Print the whole listing, character for character.

* Data to process *
# # # # #
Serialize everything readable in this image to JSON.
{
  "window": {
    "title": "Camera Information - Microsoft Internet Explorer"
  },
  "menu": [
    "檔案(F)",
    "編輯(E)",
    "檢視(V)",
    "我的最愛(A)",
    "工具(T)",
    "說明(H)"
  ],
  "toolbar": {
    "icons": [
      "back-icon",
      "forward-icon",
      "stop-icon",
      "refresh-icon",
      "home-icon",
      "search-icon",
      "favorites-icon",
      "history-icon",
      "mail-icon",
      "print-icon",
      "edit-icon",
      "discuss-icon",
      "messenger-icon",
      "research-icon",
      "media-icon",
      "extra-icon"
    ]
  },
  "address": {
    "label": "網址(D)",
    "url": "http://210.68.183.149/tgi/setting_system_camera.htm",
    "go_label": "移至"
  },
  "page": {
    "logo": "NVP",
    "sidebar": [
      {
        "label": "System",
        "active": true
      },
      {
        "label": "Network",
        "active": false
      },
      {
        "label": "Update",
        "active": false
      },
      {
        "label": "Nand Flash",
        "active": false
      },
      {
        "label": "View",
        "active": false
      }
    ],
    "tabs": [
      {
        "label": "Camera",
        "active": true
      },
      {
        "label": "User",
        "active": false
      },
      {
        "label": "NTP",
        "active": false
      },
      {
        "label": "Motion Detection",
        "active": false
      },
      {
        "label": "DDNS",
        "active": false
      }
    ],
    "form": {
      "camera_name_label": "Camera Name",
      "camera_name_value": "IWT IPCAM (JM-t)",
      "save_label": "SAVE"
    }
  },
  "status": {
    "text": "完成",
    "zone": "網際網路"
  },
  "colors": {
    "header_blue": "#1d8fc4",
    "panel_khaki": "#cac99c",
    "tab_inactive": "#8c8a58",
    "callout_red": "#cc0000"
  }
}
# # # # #
* Response box *
Serialize everything readable in this image to JSON.
{
  "window": {
    "title": "Camera Information - Microsoft Internet Explorer"
  },
  "menu": [
    "檔案(F)",
    "編輯(E)",
    "檢視(V)",
    "我的最愛(A)",
    "工具(T)",
    "說明(H)"
  ],
  "toolbar": {
    "icons": [
      "back-icon",
      "forward-icon",
      "stop-icon",
      "refresh-icon",
      "home-icon",
      "search-icon",
      "favorites-icon",
      "history-icon",
      "mail-icon",
      "print-icon",
      "edit-icon",
      "discuss-icon",
      "messenger-icon",
      "research-icon",
      "media-icon",
      "extra-icon"
    ]
  },
  "address": {
    "label": "網址(D)",
    "url": "http://210.68.183.149/tgi/setting_system_camera.htm",
    "go_label": "移至"
  },
  "page": {
    "logo": "NVP",
    "sidebar": [
      {
        "label": "System",
        "active": true
      },
      {
        "label": "Network",
        "active": false
      },
      {
        "label": "Update",
        "active": false
      },
      {
        "label": "Nand Flash",
        "active": false
      },
      {
        "label": "View",
        "active": false
      }
    ],
    "tabs": [
      {
        "label": "Camera",
        "active": true
      },
      {
        "label": "User",
        "active": false
      },
      {
        "label": "NTP",
        "active": false
      },
      {
        "label": "Motion Detection",
        "active": false
      },
      {
        "label": "DDNS",
        "active": false
      }
    ],
    "form": {
      "camera_name_label": "Camera Name",
      "camera_name_value": "IWT IPCAM (JM-t)",
      "save_label": "SAVE"
    }
  },
  "status": {
    "text": "完成",
    "zone": "網際網路"
  },
  "colors": {
    "header_blue": "#1d8fc4",
    "panel_khaki": "#cac99c",
    "tab_inactive": "#8c8a58",
    "callout_red": "#cc0000"
  }
}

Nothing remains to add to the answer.